LISTED RECORDS:
++++++++
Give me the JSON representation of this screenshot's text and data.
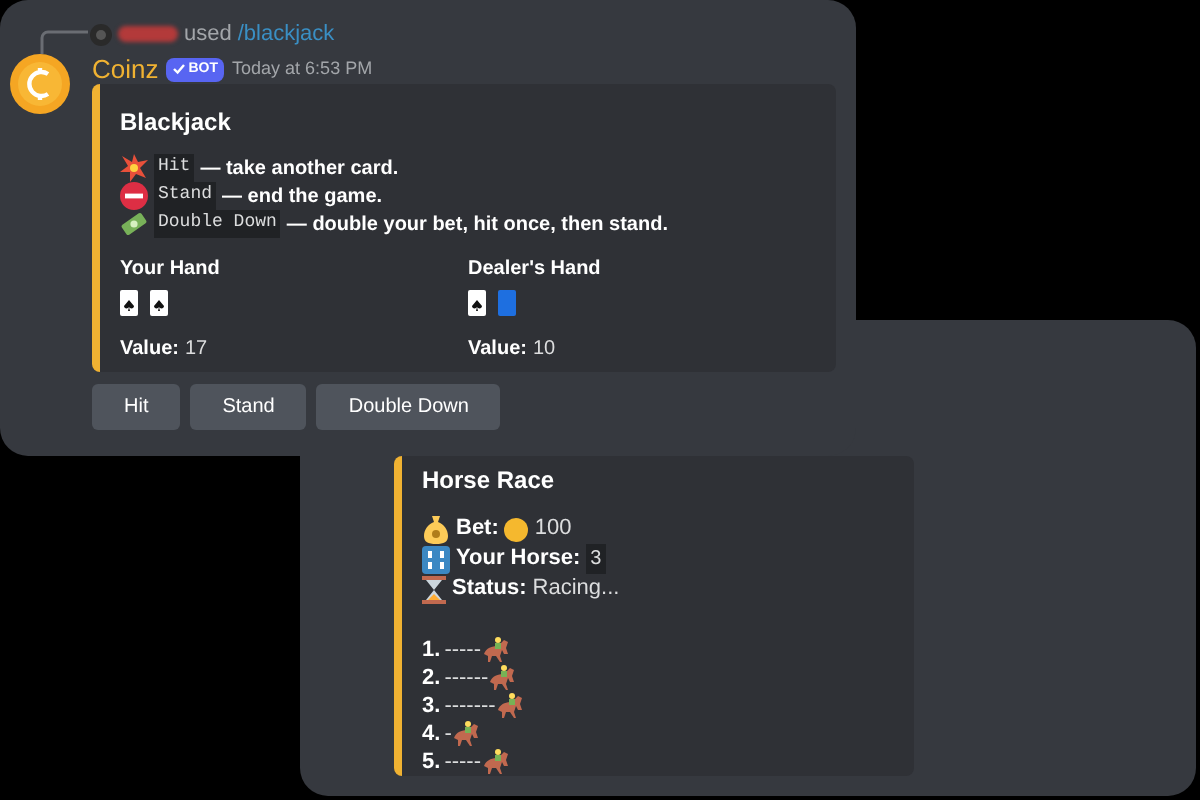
{
  "reply": {
    "verb": "used",
    "command": "/blackjack"
  },
  "message": {
    "author": "Coinz",
    "badge": "BOT",
    "timestamp": "Today at 6:53 PM"
  },
  "embed": {
    "title": "Blackjack",
    "actions": [
      {
        "kind": "collision",
        "key": "Hit",
        "text": "— take another card."
      },
      {
        "kind": "stop",
        "key": "Stand",
        "text": "— end the game."
      },
      {
        "kind": "money",
        "key": "Double Down",
        "text": "— double your bet, hit once, then stand."
      }
    ],
    "hands": [
      {
        "title": "Your Hand",
        "cards": [
          {
            "face_up": true
          },
          {
            "face_up": true
          }
        ],
        "value_label": "Value:",
        "value": "17"
      },
      {
        "title": "Dealer's Hand",
        "cards": [
          {
            "face_up": true
          },
          {
            "face_up": false
          }
        ],
        "value_label": "Value:",
        "value": "10"
      }
    ]
  },
  "buttons": [
    "Hit",
    "Stand",
    "Double Down"
  ],
  "race": {
    "title": "Horse Race",
    "fields": [
      {
        "kind": "bet",
        "label": "Bet:",
        "value": "100"
      },
      {
        "kind": "horse",
        "label": "Your Horse:",
        "value": "3"
      },
      {
        "kind": "status",
        "label": "Status:",
        "value": "Racing..."
      }
    ],
    "lanes": [
      {
        "number": "1.",
        "track": "-----"
      },
      {
        "number": "2.",
        "track": "------"
      },
      {
        "number": "3.",
        "track": "-------"
      },
      {
        "number": "4.",
        "track": "-"
      },
      {
        "number": "5.",
        "track": "-----"
      }
    ]
  }
}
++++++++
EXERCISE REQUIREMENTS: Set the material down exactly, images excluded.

ANSWER BOX:
Give me the JSON representation of this screenshot's text and data.
{
  "reply": {
    "verb": "used",
    "command": "/blackjack"
  },
  "message": {
    "author": "Coinz",
    "badge": "BOT",
    "timestamp": "Today at 6:53 PM"
  },
  "embed": {
    "title": "Blackjack",
    "actions": [
      {
        "kind": "collision",
        "key": "Hit",
        "text": "— take another card."
      },
      {
        "kind": "stop",
        "key": "Stand",
        "text": "— end the game."
      },
      {
        "kind": "money",
        "key": "Double Down",
        "text": "— double your bet, hit once, then stand."
      }
    ],
    "hands": [
      {
        "title": "Your Hand",
        "cards": [
          {
            "face_up": true
          },
          {
            "face_up": true
          }
        ],
        "value_label": "Value:",
        "value": "17"
      },
      {
        "title": "Dealer's Hand",
        "cards": [
          {
            "face_up": true
          },
          {
            "face_up": false
          }
        ],
        "value_label": "Value:",
        "value": "10"
      }
    ]
  },
  "buttons": [
    "Hit",
    "Stand",
    "Double Down"
  ],
  "race": {
    "title": "Horse Race",
    "fields": [
      {
        "kind": "bet",
        "label": "Bet:",
        "value": "100"
      },
      {
        "kind": "horse",
        "label": "Your Horse:",
        "value": "3"
      },
      {
        "kind": "status",
        "label": "Status:",
        "value": "Racing..."
      }
    ],
    "lanes": [
      {
        "number": "1.",
        "track": "-----"
      },
      {
        "number": "2.",
        "track": "------"
      },
      {
        "number": "3.",
        "track": "-------"
      },
      {
        "number": "4.",
        "track": "-"
      },
      {
        "number": "5.",
        "track": "-----"
      }
    ]
  }
}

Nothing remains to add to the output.